InEnTec, headquartered in Bend, Ore., developed what it calls a Plasma Enhanced Melter, which turns trash into gas by applying sunlike temperatures. Out of it comes useful gases and products such as ethanol and glass.

A test model, looking somewhat like a miniature refinery, sits at InEnTec’s Richland facility, where the company also conducts research for Pacific Northwest National Laboratory.

Other systems are being used around the world, mostly to make electricity out of industrial or medical waste. With Lakeside’s investment, the company says it will be able to build its first large-scale commercial plant dedicated to reprocessing chemical waste.

That facility will enable silicone maker Dow Corning to turn waste into chemicals it can reuse in its Midland, Mich., operations.

“We’re changing the paradigm. What we’re saying to chemical companies is that we take the waste, and, using our process, we’re converting those products into something you can use,” said Gary Cook, chief executive of InEnTec Chemical, the joint venture that will own the plant.

The deal stands out amid an increasingly hostile climate for so-called “clean tech” companies, especially those requiring massive investments to build infrastructure.

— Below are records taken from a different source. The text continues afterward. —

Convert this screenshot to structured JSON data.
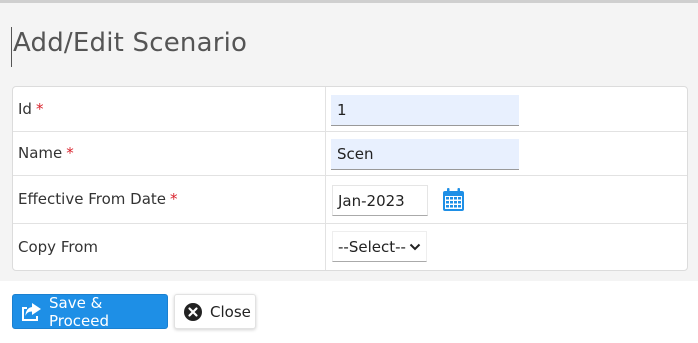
{
  "dialog": {
    "title": "Add/Edit Scenario"
  },
  "form": {
    "id": {
      "label": "Id",
      "required_mark": "*",
      "value": "1"
    },
    "name": {
      "label": "Name",
      "required_mark": "*",
      "value": "Scen"
    },
    "effective_from": {
      "label": "Effective From Date",
      "required_mark": "*",
      "value": "Jan-2023",
      "icon": "calendar-icon"
    },
    "copy_from": {
      "label": "Copy From",
      "selected": "--Select--"
    }
  },
  "footer": {
    "save_label": "Save & Proceed",
    "save_icon": "share-icon",
    "close_label": "Close",
    "close_icon": "close-circle-icon"
  },
  "colors": {
    "primary": "#1e8fe6",
    "required": "#d9232d",
    "input_fill": "#e8f0fe"
  }
}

Tight credit markets make borrowing difficult, and falling oil prices are diminishing investors’ previous urge to jump in on the clean-tech bandwagon.

New York-based American Securities, a private-equity firm, backed Lakeside Energy’s investment. Construction in the new plant will begin in the fourth quarter.

Dow Corning has signed a 10-year contract with the joint venture to recycle its hazardous waste; instead of disposing of dangerous chemicals, the company can use the resulting compounds as raw material for chemical products, or it can burn one of them — a blend of hydrogen and carbon monoxide called synthesis gas — to power its facilities.

The plant will produce about 10 million pounds per year of hydrogen chloride and 11 million British Thermal Units per hour of synthesis gas. It will be operated by Veolia Environmental Services Technical Solutions.

InEnTec Chemical plans to break ground on a second plant in the southeastern U.S. in late 2009. A typical project costs $20 million to build, Cook said.

“We are enthusiastic about the business opportunities ahead,” Lakeside Energy Chief Executive William Johnson said in a statement. Lakeside has the funding commitment to turn InEnTec Chemical “into a $1 billion enterprise,” the statement said.

InEnTec’s concept has been demonstrated abroad. In 2003, Japanese manufacturer Kawasaki Heavy Industries bought an InEnTec system that’s used to get rid of organic compounds and asbestos.

The technology is based on work by researchers at the Massachusetts Institute of Technology and the Richland-based Pacific Northwest National Laboratories. (Battelle, which runs the PNNL, is a shareholder of InEnTec.)

Waste is dropped into a chamber containing a bath of molten glass and ultrahot plasma. The unwanted stuff ends up reduced to its most basic elements, which are then recomposed into useful alloys and gases.

InEnTec says pretty much anything can be subjected to the process — from municipal waste to medical and industrial residue.

Ángel González: 206-515-5644 or agonzalez@seattletimes.com